Though there are several regions with a July forecast of significant precipitation anomalies - India's Western Ghats will be much drier than normal and northern Argentina will be much wetter - the temperature forecast has more severe and widespread anomalies. The African Sahel, Saudi Arabia, and Mongolia are among the numerous regions forecast to see much warmer than normal temperatures.
South Asia: Exceptional deficits forecast across much of India through February; notable surpluses in southeastern India
The forecast through August 2016 indicates water deficits in southern Afghanistan, Pakistan, and most of India, with some areas experiencing both deficits and surpluses. Notable surpluses are forecast in southeastern India.
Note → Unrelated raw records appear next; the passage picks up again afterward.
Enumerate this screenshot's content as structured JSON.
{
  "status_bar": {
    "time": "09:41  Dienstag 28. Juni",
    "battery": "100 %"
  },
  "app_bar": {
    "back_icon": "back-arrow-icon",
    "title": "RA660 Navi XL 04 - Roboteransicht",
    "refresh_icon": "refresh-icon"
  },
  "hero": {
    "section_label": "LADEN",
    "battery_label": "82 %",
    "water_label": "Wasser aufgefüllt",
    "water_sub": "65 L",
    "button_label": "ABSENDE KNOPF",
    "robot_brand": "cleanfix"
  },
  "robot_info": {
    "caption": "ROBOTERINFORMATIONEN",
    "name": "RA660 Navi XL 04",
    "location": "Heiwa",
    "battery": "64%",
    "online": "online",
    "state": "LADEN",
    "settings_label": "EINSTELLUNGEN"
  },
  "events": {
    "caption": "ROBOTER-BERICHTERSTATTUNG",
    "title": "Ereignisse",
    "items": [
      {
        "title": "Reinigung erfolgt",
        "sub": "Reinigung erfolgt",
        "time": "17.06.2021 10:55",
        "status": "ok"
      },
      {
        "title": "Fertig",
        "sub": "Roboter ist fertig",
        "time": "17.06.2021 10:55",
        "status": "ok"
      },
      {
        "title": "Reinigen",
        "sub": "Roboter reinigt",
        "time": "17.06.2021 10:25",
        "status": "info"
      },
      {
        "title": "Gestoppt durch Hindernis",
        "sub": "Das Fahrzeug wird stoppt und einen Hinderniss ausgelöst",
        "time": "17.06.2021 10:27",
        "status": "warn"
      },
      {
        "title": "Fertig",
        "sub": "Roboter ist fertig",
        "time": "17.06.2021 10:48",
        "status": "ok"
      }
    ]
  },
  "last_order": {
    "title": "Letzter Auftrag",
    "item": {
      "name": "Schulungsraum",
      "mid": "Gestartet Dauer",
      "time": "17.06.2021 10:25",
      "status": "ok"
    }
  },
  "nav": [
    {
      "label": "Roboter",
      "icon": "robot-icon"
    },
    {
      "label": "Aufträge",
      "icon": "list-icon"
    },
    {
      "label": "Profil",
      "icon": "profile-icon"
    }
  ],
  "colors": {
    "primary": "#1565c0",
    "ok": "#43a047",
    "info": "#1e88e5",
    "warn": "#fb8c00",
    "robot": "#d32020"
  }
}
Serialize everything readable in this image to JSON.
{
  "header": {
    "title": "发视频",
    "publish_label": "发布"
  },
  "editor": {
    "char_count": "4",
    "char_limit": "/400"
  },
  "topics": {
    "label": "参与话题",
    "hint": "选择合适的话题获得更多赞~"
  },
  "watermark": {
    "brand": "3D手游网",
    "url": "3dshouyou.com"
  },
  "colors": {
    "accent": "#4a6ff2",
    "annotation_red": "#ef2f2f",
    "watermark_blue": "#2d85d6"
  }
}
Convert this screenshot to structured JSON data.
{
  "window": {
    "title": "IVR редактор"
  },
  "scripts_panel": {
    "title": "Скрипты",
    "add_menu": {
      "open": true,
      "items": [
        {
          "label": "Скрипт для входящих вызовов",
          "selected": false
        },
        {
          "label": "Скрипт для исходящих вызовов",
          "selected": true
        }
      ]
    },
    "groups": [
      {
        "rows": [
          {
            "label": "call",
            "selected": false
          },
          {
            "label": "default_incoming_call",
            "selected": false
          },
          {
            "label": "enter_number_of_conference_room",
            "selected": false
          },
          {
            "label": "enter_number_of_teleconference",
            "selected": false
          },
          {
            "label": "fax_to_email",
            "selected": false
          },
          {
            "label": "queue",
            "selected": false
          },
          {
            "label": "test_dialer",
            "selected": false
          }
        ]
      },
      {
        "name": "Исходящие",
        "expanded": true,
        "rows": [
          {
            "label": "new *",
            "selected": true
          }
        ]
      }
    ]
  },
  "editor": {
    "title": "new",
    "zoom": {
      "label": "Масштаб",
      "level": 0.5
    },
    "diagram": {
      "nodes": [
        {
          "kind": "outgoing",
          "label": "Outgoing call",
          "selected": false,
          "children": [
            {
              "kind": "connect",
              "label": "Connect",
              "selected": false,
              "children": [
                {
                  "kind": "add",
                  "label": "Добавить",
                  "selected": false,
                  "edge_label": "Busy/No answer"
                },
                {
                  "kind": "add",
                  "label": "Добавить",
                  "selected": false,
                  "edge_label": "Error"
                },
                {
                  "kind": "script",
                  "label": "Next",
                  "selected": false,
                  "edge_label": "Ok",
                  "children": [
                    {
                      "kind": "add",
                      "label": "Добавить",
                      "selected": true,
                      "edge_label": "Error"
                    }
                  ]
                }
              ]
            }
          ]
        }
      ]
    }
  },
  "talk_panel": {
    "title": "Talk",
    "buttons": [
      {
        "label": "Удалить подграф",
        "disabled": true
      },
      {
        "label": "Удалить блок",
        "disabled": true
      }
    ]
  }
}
Surpluses are also forecast for Sri Lanka, northeastern Afghanistan, Nepal, and Bangladesh.
Regions likely to encounter significant water deficits in the coming months include: the Mississippi Valley, US; southern Mexico; northern Brazil; North Africa, coastal West Africa, southern Africa; Mediterranean Europe; the Arabian Peninsula; and Southeast Asia. Significant water surpluses are forecast for: the Southern Plains and Florida, US; central Argentina; Tanzania and Kenya; southeast India; and southeast China. This watch list is based on ISciences' Water Security Indicator Model (WSIM) Global Water Monitor and Forecast issued 8 December 2015.
While water surpluses may persist in northeastern Afghanistan, Nepal, Bangladesh, and Sri Lanka, the remainder of South Asia is expected to experience water deficits. Of particular interest are the widespread and exceptional water deficits forecast for much of India November 2015 through January 2016.